* **Provided data**
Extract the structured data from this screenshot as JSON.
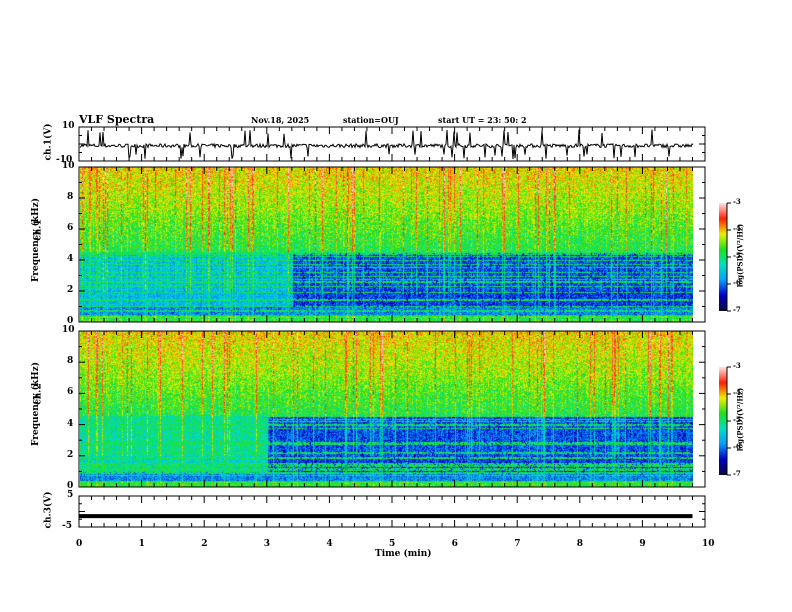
{
  "header": {
    "title": "VLF Spectra",
    "date": "Nov.18, 2025",
    "station": "station=OUJ",
    "start": "start  UT =   23: 50: 2"
  },
  "chart_data": [
    {
      "type": "line",
      "ylabel": "ch.1(V)",
      "ylim": [
        -10,
        10
      ],
      "yticks": [
        "10",
        "-10"
      ],
      "xlim": [
        0,
        10
      ],
      "description_values": {
        "baseline": -1,
        "noise_amplitude": 1.5,
        "spike_range": [
          -9,
          9
        ]
      }
    },
    {
      "type": "heatmap",
      "ylabel": "ch.1\nFrequency (kHz)",
      "ylabel_lines": [
        "ch.1",
        "Frequency  (kHz)"
      ],
      "ylim": [
        0,
        10
      ],
      "yticks": [
        "0",
        "2",
        "4",
        "6",
        "8",
        "10"
      ],
      "xlim": [
        0,
        10
      ],
      "data_end_min": 9.8,
      "zlim": [
        -7,
        -3
      ],
      "colorbar_label": "log(PSD)(V²/Hz)",
      "colorbar_ticks": [
        "-3",
        "-4",
        "-5",
        "-6",
        "-7"
      ],
      "colorscale": [
        "#0a0a3c",
        "#0000c8",
        "#00a0ff",
        "#00e0c0",
        "#20e020",
        "#f0f000",
        "#ff2000",
        "#ffe0e0"
      ]
    },
    {
      "type": "heatmap",
      "ylabel_lines": [
        "ch.2",
        "Frequency  (kHz)"
      ],
      "ylim": [
        0,
        10
      ],
      "yticks": [
        "0",
        "2",
        "4",
        "6",
        "8",
        "10"
      ],
      "xlim": [
        0,
        10
      ],
      "data_end_min": 9.8,
      "zlim": [
        -7,
        -3
      ],
      "colorbar_label": "log(PSD)(V²/Hz)",
      "colorbar_ticks": [
        "-3",
        "-4",
        "-5",
        "-6",
        "-7"
      ]
    },
    {
      "type": "line",
      "ylabel": "ch.3(V)",
      "ylim": [
        -5,
        5
      ],
      "yticks": [
        "5",
        "-5"
      ],
      "x": [
        0,
        9.8
      ],
      "y": [
        -1.5,
        -1.5
      ]
    }
  ],
  "xaxis": {
    "label": "Time  (min)",
    "ticks": [
      "0",
      "1",
      "2",
      "3",
      "4",
      "5",
      "6",
      "7",
      "8",
      "9",
      "10"
    ]
  }
}
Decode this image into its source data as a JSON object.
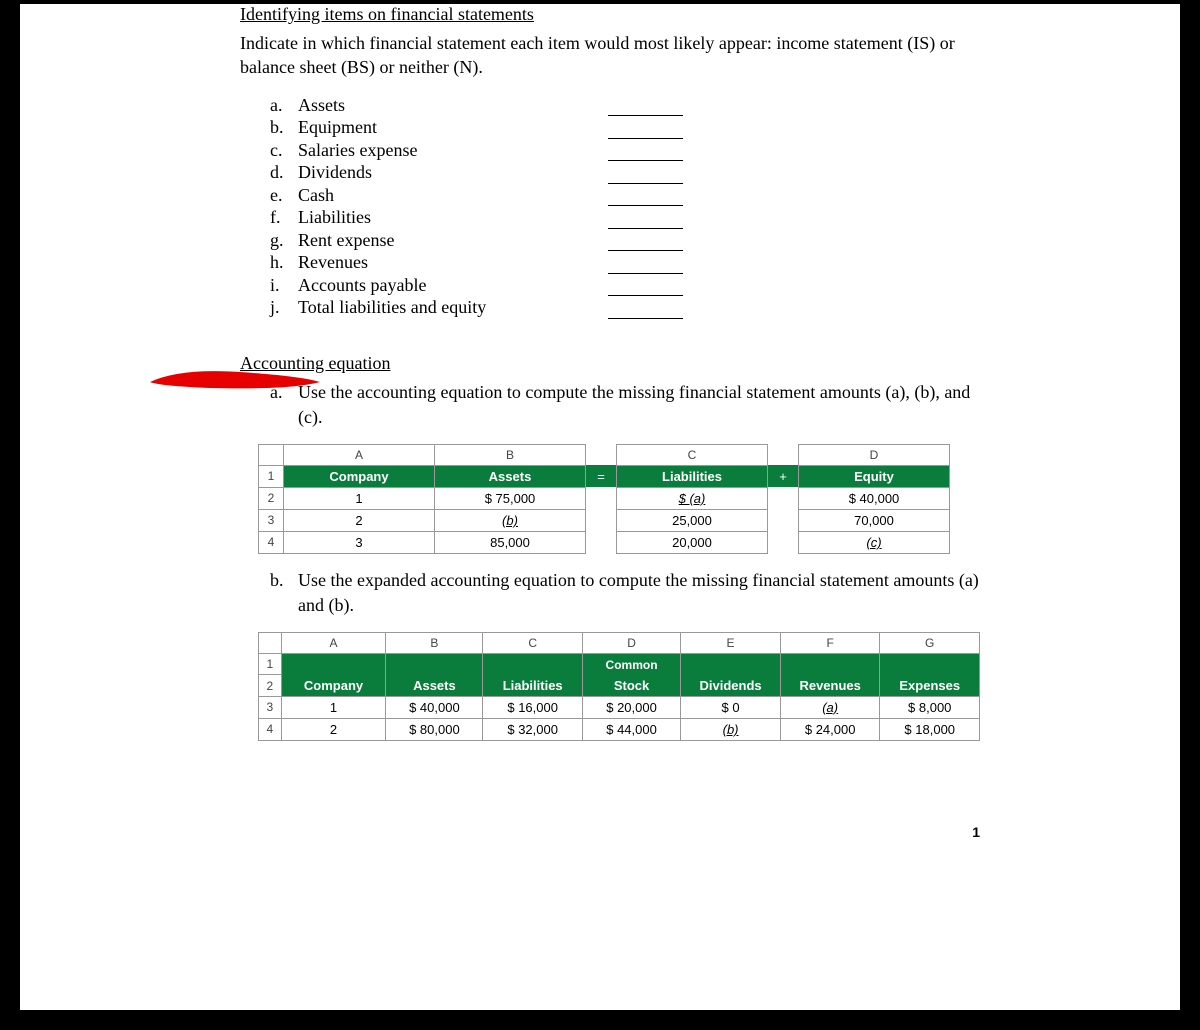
{
  "section1": {
    "title": "Identifying items on financial statements",
    "instruction": "Indicate in which financial statement each item would most likely appear:  income statement (IS) or balance sheet (BS) or neither (N).",
    "items": [
      {
        "marker": "a.",
        "label": "Assets"
      },
      {
        "marker": "b.",
        "label": "Equipment"
      },
      {
        "marker": "c.",
        "label": "Salaries expense"
      },
      {
        "marker": "d.",
        "label": "Dividends"
      },
      {
        "marker": "e.",
        "label": "Cash"
      },
      {
        "marker": "f.",
        "label": "Liabilities"
      },
      {
        "marker": "g.",
        "label": "Rent expense"
      },
      {
        "marker": "h.",
        "label": "Revenues"
      },
      {
        "marker": "i.",
        "label": "Accounts payable"
      },
      {
        "marker": "j.",
        "label": "Total liabilities and equity"
      }
    ]
  },
  "section2": {
    "title": "Accounting equation",
    "part_a": {
      "marker": "a.",
      "text": "Use the accounting equation to compute the missing financial statement amounts (a), (b), and (c)."
    },
    "part_b": {
      "marker": "b.",
      "text": "Use the expanded accounting equation to compute the missing financial statement amounts (a) and (b)."
    }
  },
  "table1": {
    "col_letters": [
      "A",
      "B",
      "C",
      "D"
    ],
    "headers": {
      "company": "Company",
      "assets": "Assets",
      "eq": "=",
      "liab": "Liabilities",
      "plus": "+",
      "equity": "Equity"
    },
    "rows": [
      {
        "num": "2",
        "company": "1",
        "assets": "$ 75,000",
        "liab": "$     (a)",
        "liab_ital": true,
        "equity": "$ 40,000"
      },
      {
        "num": "3",
        "company": "2",
        "assets": "(b)",
        "assets_ital": true,
        "liab": "25,000",
        "equity": "70,000"
      },
      {
        "num": "4",
        "company": "3",
        "assets": "85,000",
        "liab": "20,000",
        "equity": "(c)",
        "equity_ital": true
      }
    ]
  },
  "table2": {
    "col_letters": [
      "A",
      "B",
      "C",
      "D",
      "E",
      "F",
      "G"
    ],
    "headers": {
      "company": "Company",
      "assets": "Assets",
      "liab": "Liabilities",
      "common_top": "Common",
      "stock": "Stock",
      "div": "Dividends",
      "rev": "Revenues",
      "exp": "Expenses"
    },
    "rows": [
      {
        "num": "3",
        "company": "1",
        "assets": "$ 40,000",
        "liab": "$ 16,000",
        "stock": "$ 20,000",
        "div": "$ 0",
        "rev": "(a)",
        "rev_ital": true,
        "exp": "$  8,000"
      },
      {
        "num": "4",
        "company": "2",
        "assets": "$ 80,000",
        "liab": "$ 32,000",
        "stock": "$ 44,000",
        "div": "(b)",
        "div_ital": true,
        "rev": "$ 24,000",
        "exp": "$ 18,000"
      }
    ]
  },
  "page_number": "1",
  "chart_data": [
    {
      "type": "table",
      "title": "Accounting equation",
      "columns": [
        "Company",
        "Assets",
        "Liabilities",
        "Equity"
      ],
      "rows": [
        [
          "1",
          "$ 75,000",
          "(a)",
          "$ 40,000"
        ],
        [
          "2",
          "(b)",
          "25,000",
          "70,000"
        ],
        [
          "3",
          "85,000",
          "20,000",
          "(c)"
        ]
      ]
    },
    {
      "type": "table",
      "title": "Expanded accounting equation",
      "columns": [
        "Company",
        "Assets",
        "Liabilities",
        "Common Stock",
        "Dividends",
        "Revenues",
        "Expenses"
      ],
      "rows": [
        [
          "1",
          "$ 40,000",
          "$ 16,000",
          "$ 20,000",
          "$ 0",
          "(a)",
          "$ 8,000"
        ],
        [
          "2",
          "$ 80,000",
          "$ 32,000",
          "$ 44,000",
          "(b)",
          "$ 24,000",
          "$ 18,000"
        ]
      ]
    }
  ]
}
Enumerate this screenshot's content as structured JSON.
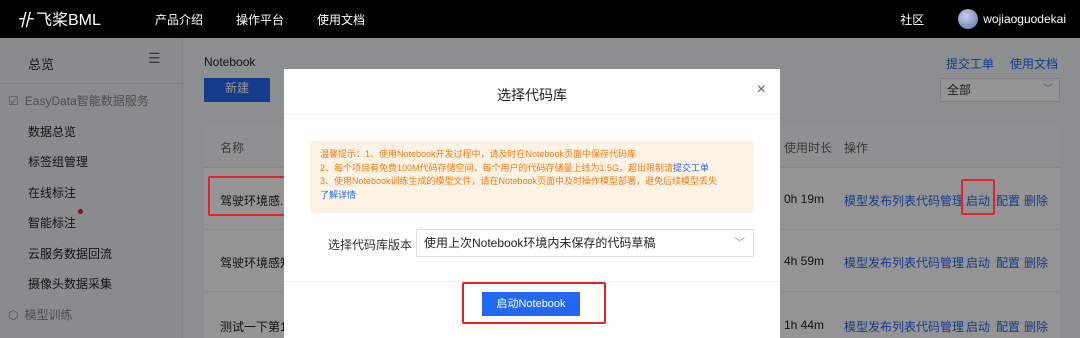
{
  "topbar": {
    "logo_mark": "卝",
    "logo_text": "飞桨BML",
    "nav": [
      "产品介绍",
      "操作平台",
      "使用文档"
    ],
    "community": "社区",
    "username": "wojiaoguodekai"
  },
  "sidebar": {
    "title": "总览",
    "collapse_icon": "☰",
    "group1": "EasyData智能数据服务",
    "items": [
      "数据总览",
      "标签组管理",
      "在线标注",
      "智能标注",
      "云服务数据回流",
      "摄像头数据采集"
    ],
    "group2": "模型训练"
  },
  "main": {
    "page_title": "Notebook",
    "links": [
      "提交工单",
      "使用文档"
    ],
    "new_button": "新建",
    "filter": "全部",
    "table": {
      "headers": [
        "名称",
        "使用时长",
        "操作"
      ],
      "rows": [
        {
          "name": "驾驶环境感...",
          "duration": "0h 19m",
          "actions": [
            "模型发布列表",
            "代码管理",
            "启动",
            "配置",
            "删除"
          ]
        },
        {
          "name": "驾驶环境感知",
          "duration": "4h 59m",
          "actions": [
            "模型发布列表",
            "代码管理",
            "启动",
            "配置",
            "删除"
          ]
        },
        {
          "name": "测试一下第1...",
          "duration": "1h 44m",
          "actions": [
            "模型发布列表",
            "代码管理",
            "启动",
            "配置",
            "删除"
          ]
        }
      ]
    }
  },
  "dialog": {
    "title": "选择代码库",
    "close": "×",
    "tip_lines": [
      "温馨提示：1、使用Notebook开发过程中，请及时在Notebook页面中保存代码库",
      "2、每个项目有免费100M代码存储空间，每个用户的代码存储量上线为1.5G，超出限制请",
      "3、使用Notebook训练生成的模型文件，请在Notebook页面中及时操作模型部署，避免后续模型丢失",
      "了解详情"
    ],
    "tip_link": "提交工单",
    "field_label": "选择代码库版本",
    "select_value": "使用上次Notebook环境内未保存的代码草稿",
    "start_button": "启动Notebook"
  }
}
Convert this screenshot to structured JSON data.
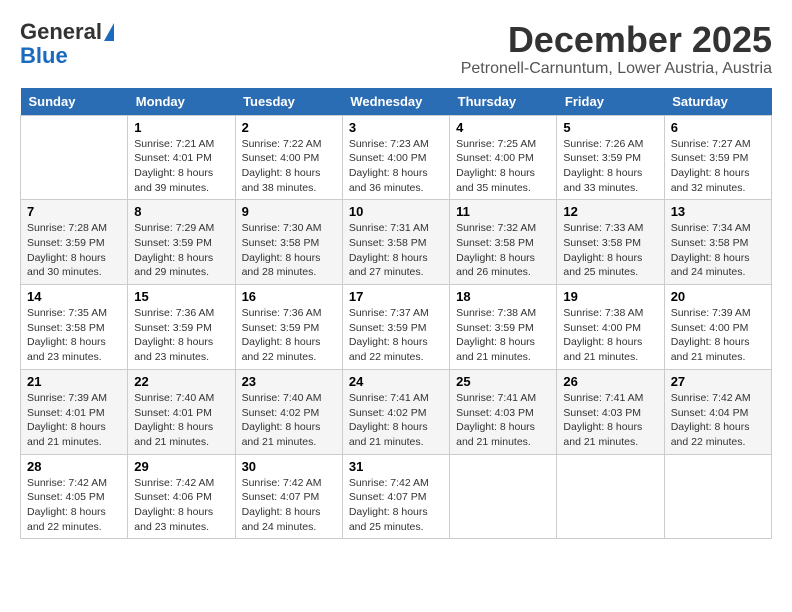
{
  "header": {
    "logo_general": "General",
    "logo_blue": "Blue",
    "title": "December 2025",
    "subtitle": "Petronell-Carnuntum, Lower Austria, Austria"
  },
  "weekdays": [
    "Sunday",
    "Monday",
    "Tuesday",
    "Wednesday",
    "Thursday",
    "Friday",
    "Saturday"
  ],
  "weeks": [
    [
      {
        "day": "",
        "info": ""
      },
      {
        "day": "1",
        "info": "Sunrise: 7:21 AM\nSunset: 4:01 PM\nDaylight: 8 hours\nand 39 minutes."
      },
      {
        "day": "2",
        "info": "Sunrise: 7:22 AM\nSunset: 4:00 PM\nDaylight: 8 hours\nand 38 minutes."
      },
      {
        "day": "3",
        "info": "Sunrise: 7:23 AM\nSunset: 4:00 PM\nDaylight: 8 hours\nand 36 minutes."
      },
      {
        "day": "4",
        "info": "Sunrise: 7:25 AM\nSunset: 4:00 PM\nDaylight: 8 hours\nand 35 minutes."
      },
      {
        "day": "5",
        "info": "Sunrise: 7:26 AM\nSunset: 3:59 PM\nDaylight: 8 hours\nand 33 minutes."
      },
      {
        "day": "6",
        "info": "Sunrise: 7:27 AM\nSunset: 3:59 PM\nDaylight: 8 hours\nand 32 minutes."
      }
    ],
    [
      {
        "day": "7",
        "info": "Sunrise: 7:28 AM\nSunset: 3:59 PM\nDaylight: 8 hours\nand 30 minutes."
      },
      {
        "day": "8",
        "info": "Sunrise: 7:29 AM\nSunset: 3:59 PM\nDaylight: 8 hours\nand 29 minutes."
      },
      {
        "day": "9",
        "info": "Sunrise: 7:30 AM\nSunset: 3:58 PM\nDaylight: 8 hours\nand 28 minutes."
      },
      {
        "day": "10",
        "info": "Sunrise: 7:31 AM\nSunset: 3:58 PM\nDaylight: 8 hours\nand 27 minutes."
      },
      {
        "day": "11",
        "info": "Sunrise: 7:32 AM\nSunset: 3:58 PM\nDaylight: 8 hours\nand 26 minutes."
      },
      {
        "day": "12",
        "info": "Sunrise: 7:33 AM\nSunset: 3:58 PM\nDaylight: 8 hours\nand 25 minutes."
      },
      {
        "day": "13",
        "info": "Sunrise: 7:34 AM\nSunset: 3:58 PM\nDaylight: 8 hours\nand 24 minutes."
      }
    ],
    [
      {
        "day": "14",
        "info": "Sunrise: 7:35 AM\nSunset: 3:58 PM\nDaylight: 8 hours\nand 23 minutes."
      },
      {
        "day": "15",
        "info": "Sunrise: 7:36 AM\nSunset: 3:59 PM\nDaylight: 8 hours\nand 23 minutes."
      },
      {
        "day": "16",
        "info": "Sunrise: 7:36 AM\nSunset: 3:59 PM\nDaylight: 8 hours\nand 22 minutes."
      },
      {
        "day": "17",
        "info": "Sunrise: 7:37 AM\nSunset: 3:59 PM\nDaylight: 8 hours\nand 22 minutes."
      },
      {
        "day": "18",
        "info": "Sunrise: 7:38 AM\nSunset: 3:59 PM\nDaylight: 8 hours\nand 21 minutes."
      },
      {
        "day": "19",
        "info": "Sunrise: 7:38 AM\nSunset: 4:00 PM\nDaylight: 8 hours\nand 21 minutes."
      },
      {
        "day": "20",
        "info": "Sunrise: 7:39 AM\nSunset: 4:00 PM\nDaylight: 8 hours\nand 21 minutes."
      }
    ],
    [
      {
        "day": "21",
        "info": "Sunrise: 7:39 AM\nSunset: 4:01 PM\nDaylight: 8 hours\nand 21 minutes."
      },
      {
        "day": "22",
        "info": "Sunrise: 7:40 AM\nSunset: 4:01 PM\nDaylight: 8 hours\nand 21 minutes."
      },
      {
        "day": "23",
        "info": "Sunrise: 7:40 AM\nSunset: 4:02 PM\nDaylight: 8 hours\nand 21 minutes."
      },
      {
        "day": "24",
        "info": "Sunrise: 7:41 AM\nSunset: 4:02 PM\nDaylight: 8 hours\nand 21 minutes."
      },
      {
        "day": "25",
        "info": "Sunrise: 7:41 AM\nSunset: 4:03 PM\nDaylight: 8 hours\nand 21 minutes."
      },
      {
        "day": "26",
        "info": "Sunrise: 7:41 AM\nSunset: 4:03 PM\nDaylight: 8 hours\nand 21 minutes."
      },
      {
        "day": "27",
        "info": "Sunrise: 7:42 AM\nSunset: 4:04 PM\nDaylight: 8 hours\nand 22 minutes."
      }
    ],
    [
      {
        "day": "28",
        "info": "Sunrise: 7:42 AM\nSunset: 4:05 PM\nDaylight: 8 hours\nand 22 minutes."
      },
      {
        "day": "29",
        "info": "Sunrise: 7:42 AM\nSunset: 4:06 PM\nDaylight: 8 hours\nand 23 minutes."
      },
      {
        "day": "30",
        "info": "Sunrise: 7:42 AM\nSunset: 4:07 PM\nDaylight: 8 hours\nand 24 minutes."
      },
      {
        "day": "31",
        "info": "Sunrise: 7:42 AM\nSunset: 4:07 PM\nDaylight: 8 hours\nand 25 minutes."
      },
      {
        "day": "",
        "info": ""
      },
      {
        "day": "",
        "info": ""
      },
      {
        "day": "",
        "info": ""
      }
    ]
  ]
}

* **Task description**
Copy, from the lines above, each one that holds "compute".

* **Answer to this problem**
      "text": "Use the accounting equation to compute the missing financial statement amounts (a), (b), and (c)."
      "text": "Use the expanded accounting equation to compute the missing financial statement amounts (a) and (b)."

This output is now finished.